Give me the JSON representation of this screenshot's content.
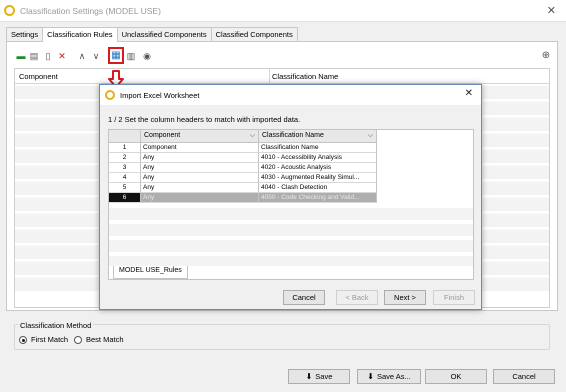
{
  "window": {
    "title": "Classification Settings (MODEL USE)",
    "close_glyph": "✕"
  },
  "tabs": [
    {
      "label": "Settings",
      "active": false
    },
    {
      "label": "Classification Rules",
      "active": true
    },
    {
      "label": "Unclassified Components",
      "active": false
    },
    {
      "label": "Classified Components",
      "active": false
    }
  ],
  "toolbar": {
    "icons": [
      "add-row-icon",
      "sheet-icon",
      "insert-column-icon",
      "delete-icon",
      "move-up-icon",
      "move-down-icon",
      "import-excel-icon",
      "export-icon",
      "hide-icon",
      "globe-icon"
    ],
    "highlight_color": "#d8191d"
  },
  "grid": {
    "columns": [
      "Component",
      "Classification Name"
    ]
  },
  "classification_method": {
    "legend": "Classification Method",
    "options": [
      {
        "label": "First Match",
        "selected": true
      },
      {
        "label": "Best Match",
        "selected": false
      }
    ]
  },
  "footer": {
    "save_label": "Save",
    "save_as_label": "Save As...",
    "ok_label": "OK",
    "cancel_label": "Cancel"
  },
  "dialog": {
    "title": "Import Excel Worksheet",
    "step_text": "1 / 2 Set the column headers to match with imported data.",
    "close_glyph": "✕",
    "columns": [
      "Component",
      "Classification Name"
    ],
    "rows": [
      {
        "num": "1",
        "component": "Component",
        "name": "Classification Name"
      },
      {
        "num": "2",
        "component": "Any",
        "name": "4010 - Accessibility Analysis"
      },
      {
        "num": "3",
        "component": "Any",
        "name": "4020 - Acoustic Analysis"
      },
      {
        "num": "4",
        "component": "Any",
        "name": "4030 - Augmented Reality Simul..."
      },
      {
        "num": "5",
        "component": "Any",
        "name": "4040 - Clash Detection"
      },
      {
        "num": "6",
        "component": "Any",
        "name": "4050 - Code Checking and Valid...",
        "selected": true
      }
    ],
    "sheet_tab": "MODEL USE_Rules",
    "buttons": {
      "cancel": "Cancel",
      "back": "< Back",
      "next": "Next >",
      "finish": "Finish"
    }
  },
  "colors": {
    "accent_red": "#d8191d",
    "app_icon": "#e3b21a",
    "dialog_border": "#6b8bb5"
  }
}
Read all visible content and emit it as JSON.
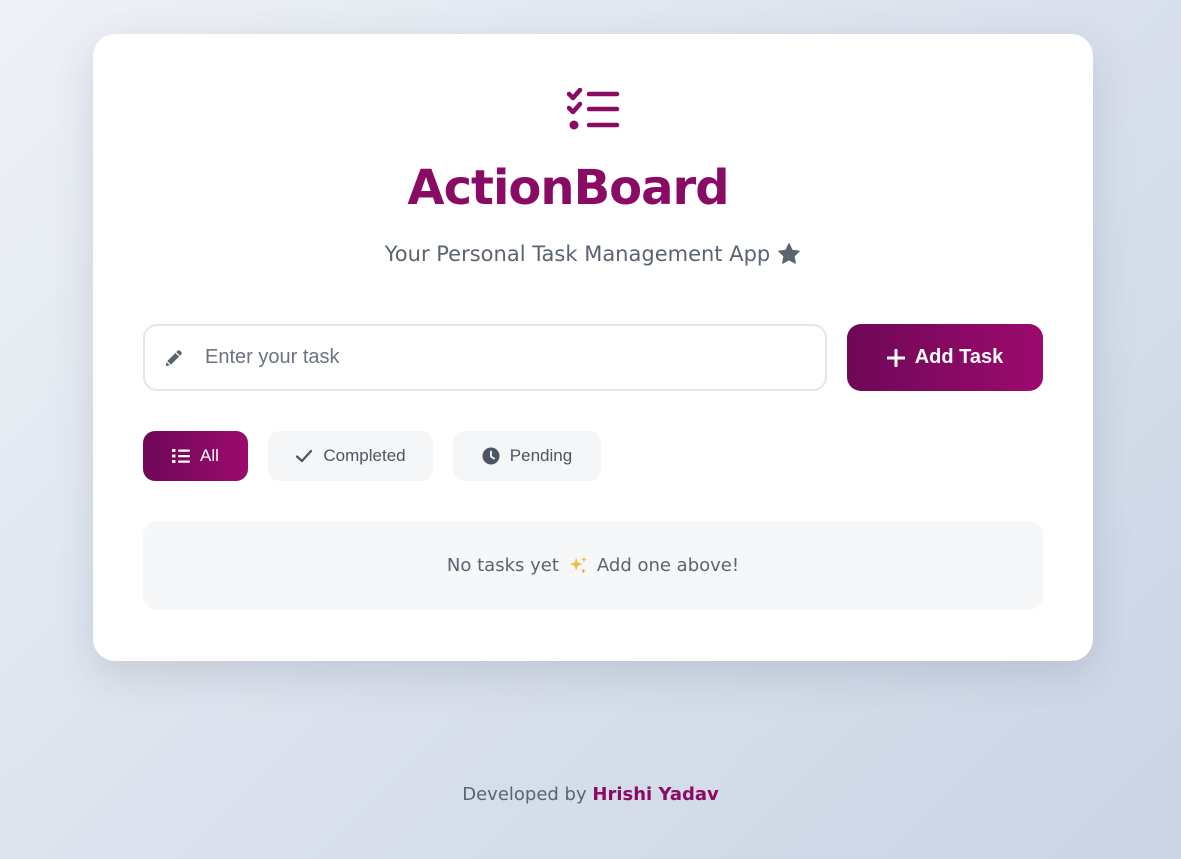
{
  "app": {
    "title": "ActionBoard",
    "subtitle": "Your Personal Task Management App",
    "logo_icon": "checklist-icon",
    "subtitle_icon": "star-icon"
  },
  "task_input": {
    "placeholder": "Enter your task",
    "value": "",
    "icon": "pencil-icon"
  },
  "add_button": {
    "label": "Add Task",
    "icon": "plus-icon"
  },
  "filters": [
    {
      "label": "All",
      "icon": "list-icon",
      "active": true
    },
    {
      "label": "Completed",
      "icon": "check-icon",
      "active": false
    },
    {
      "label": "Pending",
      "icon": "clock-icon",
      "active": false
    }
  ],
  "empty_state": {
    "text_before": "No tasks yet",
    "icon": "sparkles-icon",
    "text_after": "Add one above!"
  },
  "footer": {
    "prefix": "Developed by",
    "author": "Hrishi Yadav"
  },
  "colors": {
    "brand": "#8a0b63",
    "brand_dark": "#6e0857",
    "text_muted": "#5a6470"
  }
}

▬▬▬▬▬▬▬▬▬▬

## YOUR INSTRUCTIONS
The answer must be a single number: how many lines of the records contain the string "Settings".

## ANSWER SECTION
2